Time Magazine ran an amazing issue telling us all about what is wrong with health care in the United States. Paul Ryan still wants to repeal the Patient Protection and Affordable Care Act, or PPACA, ("Obamacare") — somehow, I thought he was on the losing ticket in last November's election. States with Republican governors are now joining those with Democratic governors in expanding access to Medicaid in 2014. Many states are working hard on setting up health insurance exchanges.
But what does all this mean to us as residents of Southern Oregon? Are there really any signs we are moving in the right direction?
I'm glad you asked. Here is what is happening locally.
First, we are anticipating the including of many more people whose personal/family income is below 138 percent of the federal poverty line starting in January 2014. This is a good thing for people who will now be able to access the coverage, and for the people of Oregon, the expansion comes at no additional cost for medical care because the federal government will be covering the bill for the first three years.
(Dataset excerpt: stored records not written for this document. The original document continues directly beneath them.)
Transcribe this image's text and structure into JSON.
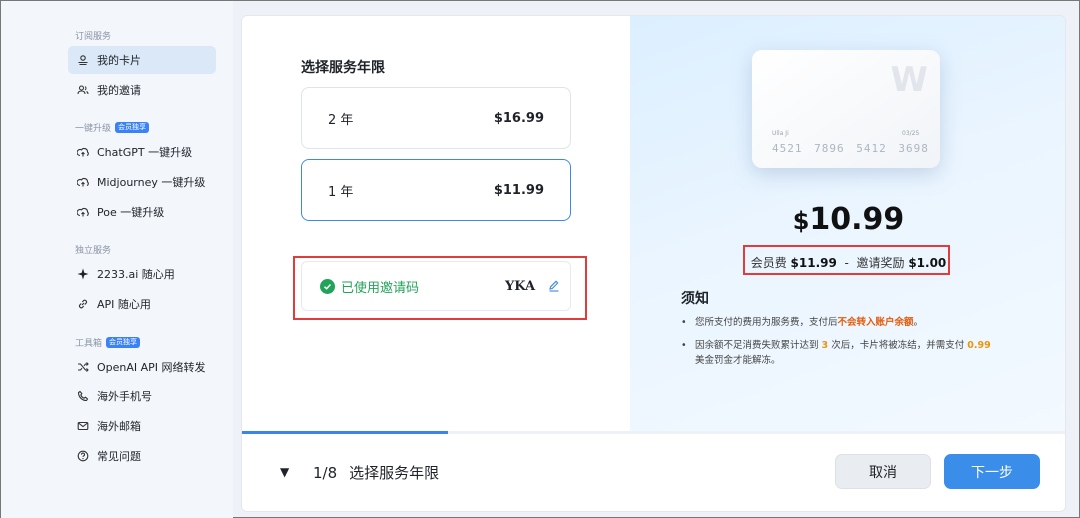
{
  "sidebar": {
    "sections": [
      {
        "title": "订阅服务",
        "badge": ""
      },
      {
        "title": "一键升级",
        "badge": "会员独享"
      },
      {
        "title": "独立服务",
        "badge": ""
      },
      {
        "title": "工具箱",
        "badge": "会员独享"
      }
    ],
    "items": [
      {
        "label": "我的卡片",
        "icon": "card-stack-icon"
      },
      {
        "label": "我的邀请",
        "icon": "users-icon"
      },
      {
        "label": "ChatGPT 一键升级",
        "icon": "upgrade-icon"
      },
      {
        "label": "Midjourney 一键升级",
        "icon": "upgrade-icon"
      },
      {
        "label": "Poe 一键升级",
        "icon": "upgrade-icon"
      },
      {
        "label": "2233.ai 随心用",
        "icon": "sparkle-icon"
      },
      {
        "label": "API 随心用",
        "icon": "link-icon"
      },
      {
        "label": "OpenAI API 网络转发",
        "icon": "shuffle-icon"
      },
      {
        "label": "海外手机号",
        "icon": "phone-icon"
      },
      {
        "label": "海外邮箱",
        "icon": "mail-icon"
      },
      {
        "label": "常见问题",
        "icon": "question-icon"
      }
    ],
    "active_index": 0
  },
  "left": {
    "title": "选择服务年限",
    "plans": [
      {
        "duration": "2 年",
        "price": "$16.99"
      },
      {
        "duration": "1 年",
        "price": "$11.99"
      }
    ],
    "selected_plan": 1,
    "invite": {
      "label": "已使用邀请码",
      "code": "YKA"
    }
  },
  "card": {
    "logo": "W",
    "holder": "Ulla Ji",
    "expiry": "03/25",
    "number": "4521 7896 5412 3698"
  },
  "summary": {
    "currency": "$",
    "amount": "10.99",
    "fee_label": "会员费",
    "fee_value": "$11.99",
    "separator": "-",
    "reward_label": "邀请奖励",
    "reward_value": "$1.00"
  },
  "notice": {
    "title": "须知",
    "item1_a": "您所支付的费用为服务费，支付后",
    "item1_b": "不会转入账户余额",
    "item1_c": "。",
    "item2_a": "因余额不足消费失败累计达到",
    "item2_b": "3",
    "item2_c": "次后，卡片将被冻结，并需支付",
    "item2_d": "0.99",
    "item2_e": "美金罚金才能解冻。"
  },
  "footer": {
    "step": "1/8",
    "step_label": "选择服务年限",
    "progress": 0.25,
    "cancel": "取消",
    "next": "下一步"
  },
  "colors": {
    "accent": "#3a8ee9",
    "success": "#22a35a",
    "highlight": "#e23b3b",
    "warning": "#e25b0a"
  }
}
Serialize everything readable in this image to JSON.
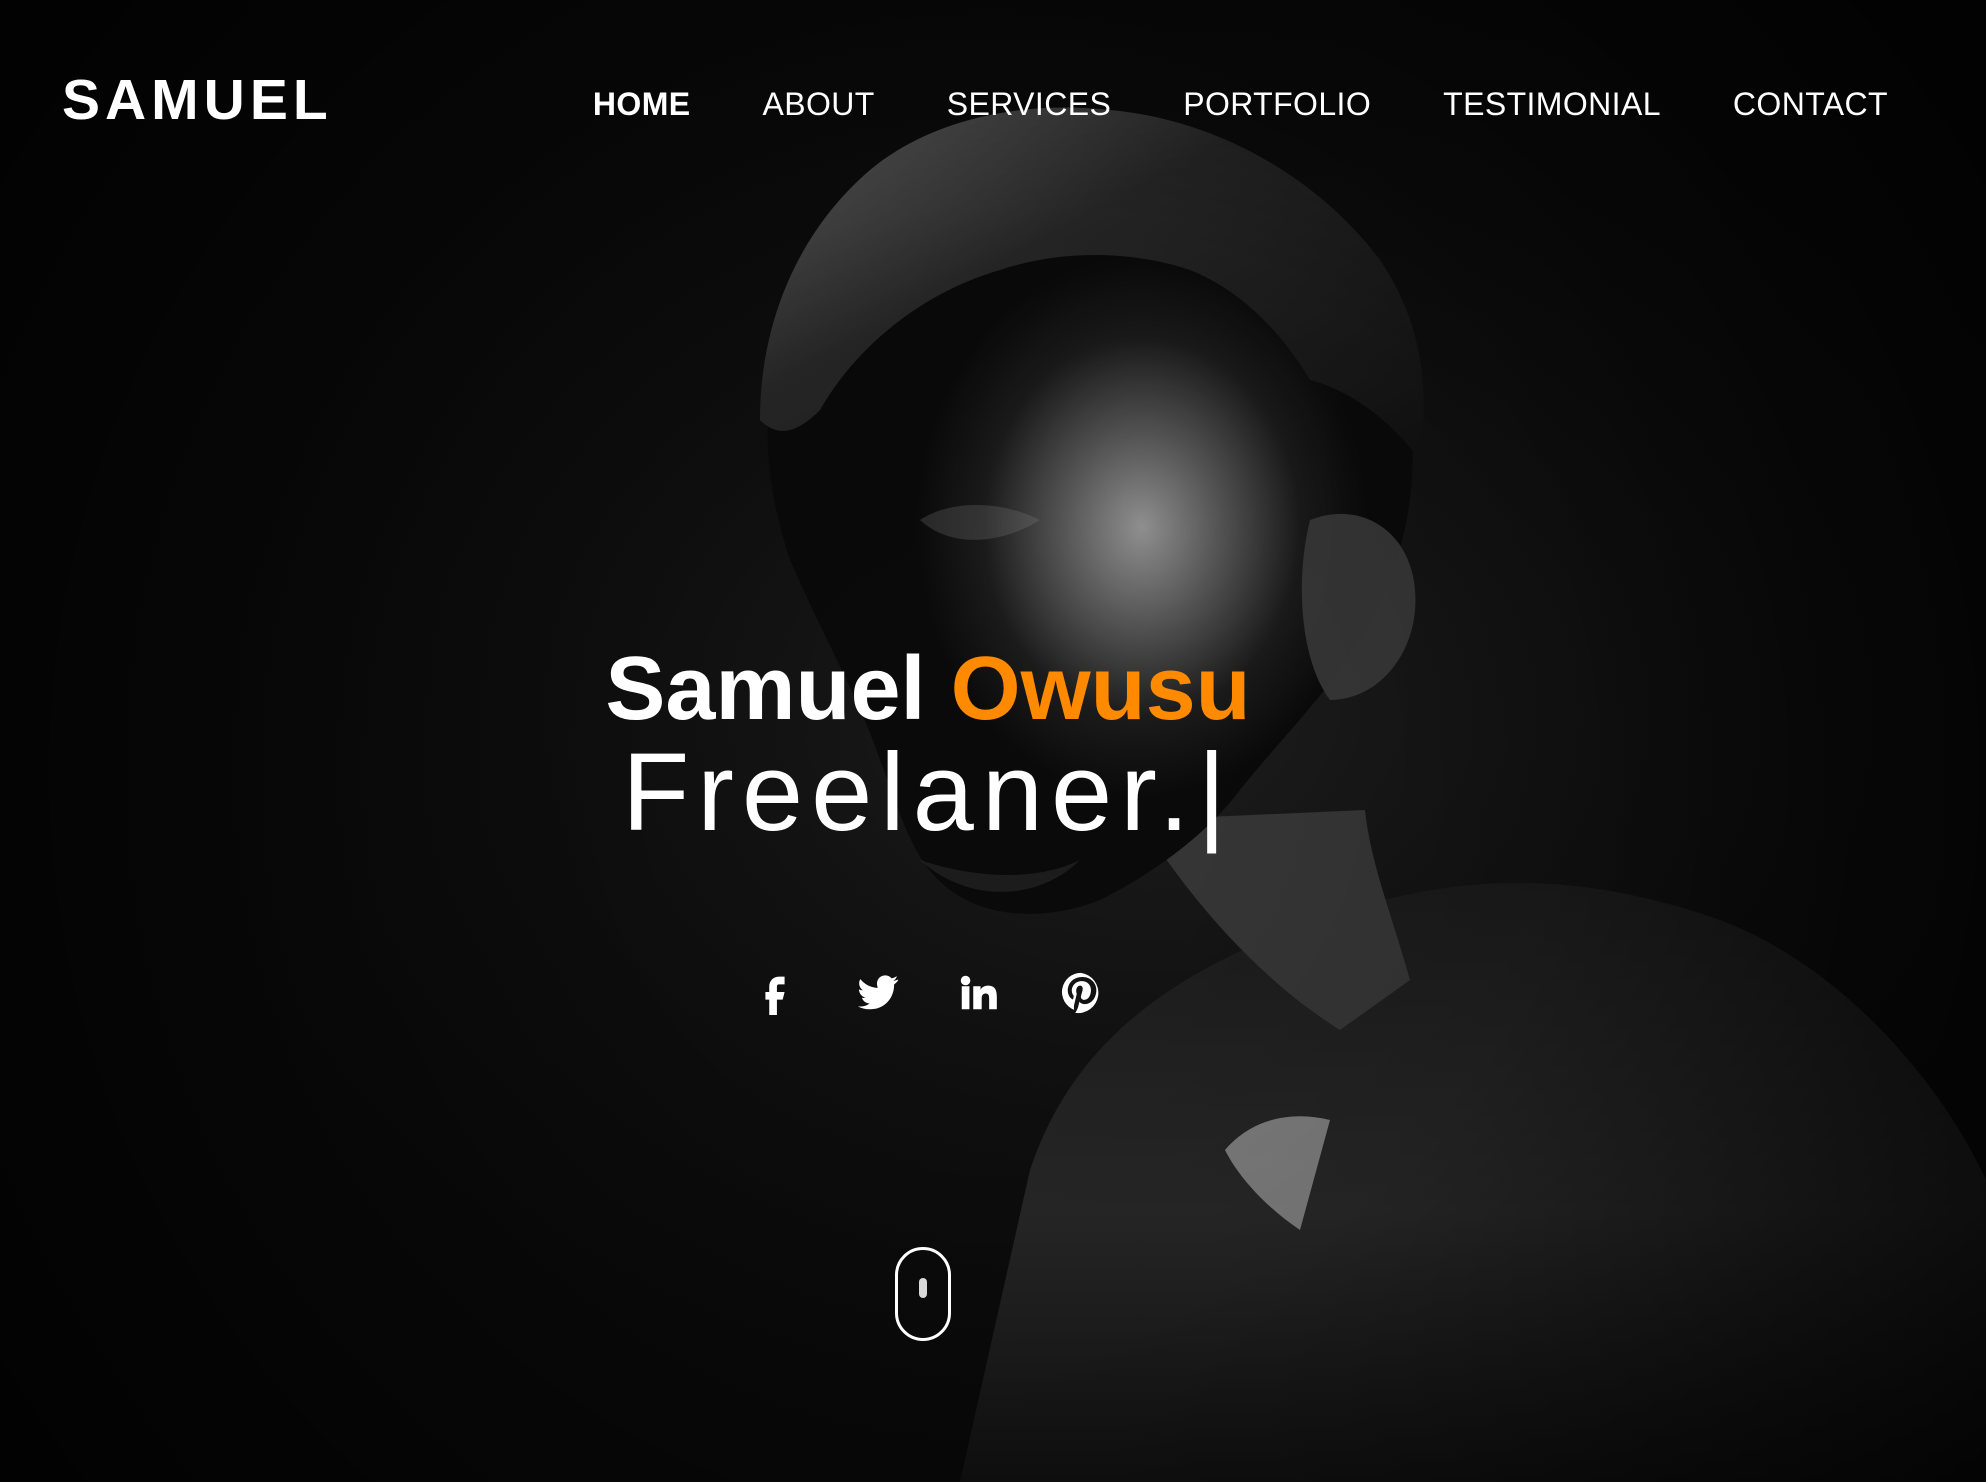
{
  "header": {
    "logo": "SAMUEL",
    "nav": {
      "home": "HOME",
      "about": "ABOUT",
      "services": "SERVICES",
      "portfolio": "PORTFOLIO",
      "testimonial": "TESTIMONIAL",
      "contact": "CONTACT"
    },
    "active_nav": "HOME"
  },
  "hero": {
    "first_name": "Samuel",
    "last_name": "Owusu",
    "role": "Freelaner.",
    "cursor": "|",
    "social_icons": [
      "facebook-icon",
      "twitter-icon",
      "linkedin-icon",
      "pinterest-icon"
    ],
    "scroll_indicator": "mouse-scroll-icon"
  },
  "colors": {
    "background": "#0a0a0a",
    "text": "#ffffff",
    "accent": "#ff8a00"
  }
}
Second, the move to establish a health insurance exchange in Oregon is moving forward apace. The organization to be responsible is Care Oregon, and the rules by which it will gain the participation of health insurance companies and judge the appropriateness of what they offer are being solidified right now.
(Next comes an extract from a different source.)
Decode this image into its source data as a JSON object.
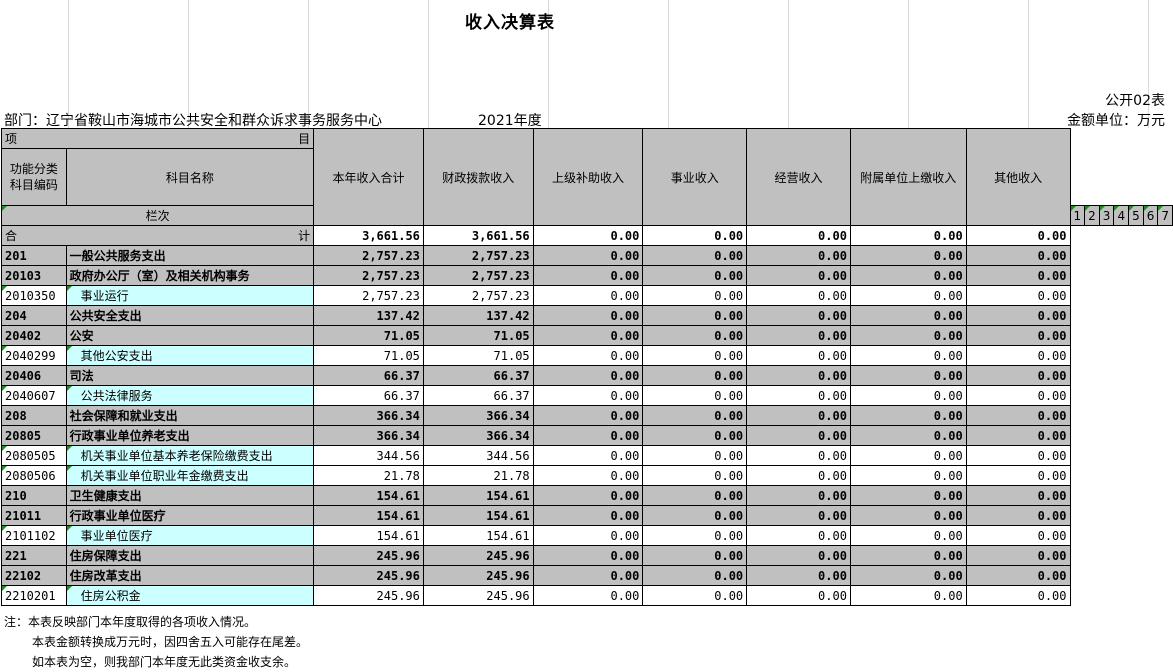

The exchange will provide two services: First, it will help shoppers to compare insurance offerings to select the one most appropriate for them; second, it will help arrange a federal subsidy for people who qualify. This financial assistance in purchasing health insurance is part of the PPACA and is to help people who cannot afford the high cost of premiums to obtain coverage.
Third, Oregon is assisting in the formation of Coordinated Care Organizations, or CCOs, which are our home-grown version of the PPACA's Accountable Care Organizations. The idea is that the Oregon Health Plan will contract with selected organizations that will be charged with providing coordinated services from physicians, mental health workers, dentists and hospitals. These organizations will share information internally to avoid costly repetition of tests and to be sure each new person or organization providing care knows what the others are doing.
It is widely estimated that there are substantial monetary savings to be gained by eliminating the waste of repetition and the consequences of poor communication. It seems that these same organizations will be in a position to do some really creative things to improve quality of care and access to care for their enrollees. In Oregon, the CCOs will be leading the health care reform transition in many important ways.
All of this sounds so wonderful, it seems sad that initially it will only involve enrollees in the Oregon Health Plan. However, the CCOs are new, so it is a good idea to let them start small and grow into their jobs, and let the number of enrollees increase over time.
It may well be that Oregon state employees will be the next group enrolled in CCOs. If the experiment proves to be very successful, we may see CCOs contracting with Medicare and with private insurance companies, so that we can all experience the benefits they provide.
Who are the CCOs? Currently, there are two CCO organizations serving Jackson County. They are called Jackson Care Connect and All Care Health Plan. The Oregon Health Plan population in Jackson County will be divided between the two, but we understand that individual enrollees will be allowed to change plans if they wish to do so. It seems pretty clear that all Jackson County hospitals and most Jackson County physicians will be available in both plans.
What can you do? Let your legislators know how much you support this effort to improve health care services in Oregon. Look for the organizations mentioned in this article online and find out what they are doing. The CCOs need to have Oregon Health Plan members sitting on their Citizens Advisory Committees — call them and volunteer to help out. Oregon Action will be focusing on health care issues in our community. For information on how to be involved, call Oregon Action at 541-772-4029. And keep your eyes and ears open. There will be more news coming.
Roger Howe, M.D., MMM, is the author of "Healing Healthcare: How to Fix Our Broken Healthcare System." He lives in Medford.